Can love be boring? After seeing every movie in India about the same subject, love should indeed bore. But it may not especially if it is narrated in an attractive and acceptable way as they have in Nuvvostanante Nenoddantana.
The story is old (xeroxed from a couple of Hindi films like Maine Pyar Kiya) and the treatment is also nothing original. But the whole packaging (casting, acting, music, camera work and production values) lifts the movie to higher levels. You know all jeans are the same, but a Lee or a Levis gives a better feel and comfort. Likewise, all romantic entertainers are the same, but Nuvvostanante Nenoddantana gives you a better feel.
The story angle is simple. A NRI youngster from London (Siddharth) comes to India with his parents to attend a family wedding. Here he sees a comely young girl Siri (Trisha) and falls for her instantly. She also has a thing going for him, but doesn't come out openly. So where is the hitch? Her brother Sivaramakrishnan (Srihari) who has brought up her in life, doesn't like rich people. From Siddharth's side, his mother (Geeta) is opposed to the idea of her son going for a poor girl.
But Siddharth is adamant and steadfast. So Sivaramakrishnan throws the gauntlet, and gives him a piece of land and asks him to come up with more produce than he could. You know, Siddharth being the hero will do it. But it is also like watching Michael Schumacher. You understand that he will win in the end. Yet, he makes the whole thing watchable. Here too the director has kept up the tempo till the end.
Though it is a story out of M & B manual, debutant director Prabhu Deva comes up with plausible situations to make you feel involved. The first thing that he has got right is the cast. Siddharth and Trisha, as the lover duo, are just about perfect. The former is an inspired but obvious choice for the character of a rich NRI in love with a poor Indian. His urban background allows him to come up with the right nuances. Trisha has a vulnerable beauty to her. And as a doting sister and a hesitant lover, she gets to give full play to all her talents.
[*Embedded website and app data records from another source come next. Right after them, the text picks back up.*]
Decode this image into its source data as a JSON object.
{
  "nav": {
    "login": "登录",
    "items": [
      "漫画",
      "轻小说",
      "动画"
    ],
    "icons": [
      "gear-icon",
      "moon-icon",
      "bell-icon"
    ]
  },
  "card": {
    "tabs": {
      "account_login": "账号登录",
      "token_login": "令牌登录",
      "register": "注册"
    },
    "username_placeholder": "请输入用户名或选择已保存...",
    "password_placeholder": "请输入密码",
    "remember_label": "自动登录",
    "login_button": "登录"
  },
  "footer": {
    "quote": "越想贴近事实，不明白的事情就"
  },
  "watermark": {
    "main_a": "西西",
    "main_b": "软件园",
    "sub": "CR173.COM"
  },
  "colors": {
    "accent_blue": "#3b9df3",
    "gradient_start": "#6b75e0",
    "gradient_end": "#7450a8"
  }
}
After Varsham, this is the kind of film that she would have been hoping for.
Srihari as the protective brother is decidedly good and his histrionic abilities stand the test of a new kind of role for him. Geeta as Siddharth's mother, Prakash Raj as his helpful father bring dignity to their roles. The comedy track (Sunil, Brahmanandam) is also unobtrusive.
Devi Sri Prasad's music is a major asset to the film of this nature. Romantic feelings get accentuated in his rhythms and lilts. This is one of his best efforts till date. Camerman Venu Gopal (a national award winner) shows that what talent is all about. Splendid, in one word, describes his effort. The visuals are not only eye-boggling but also have an everyday allure to it.
The screenplay of M S Raju is admittedly very good. He doesn't let the plot confuse or confound you. And Prabhu Deva, the director, shows that he is just brilliant dancer alone. His skill and his understanding of the medium are very good. He doesn't shortchange you with a larger-than-life hero mouthing baffling and bombastic dialogues. He doesn't go for those bone-breaking fights that make you cringe. He doesn't lapse into useless song and dance grind.
Prabhu Deva lets the story tell itself and just seems to have captured it for you.
If M S Raju as a scriptwriter is winner, then as a producer he seems to be a champion. After Varsham, this looks to be the biggest hit of Tollywood. It is no coincidence that he has produced both.
On the whole it is a quality entertainer and watching the film is like hugging a Teddy Bear --- cuddly and warm.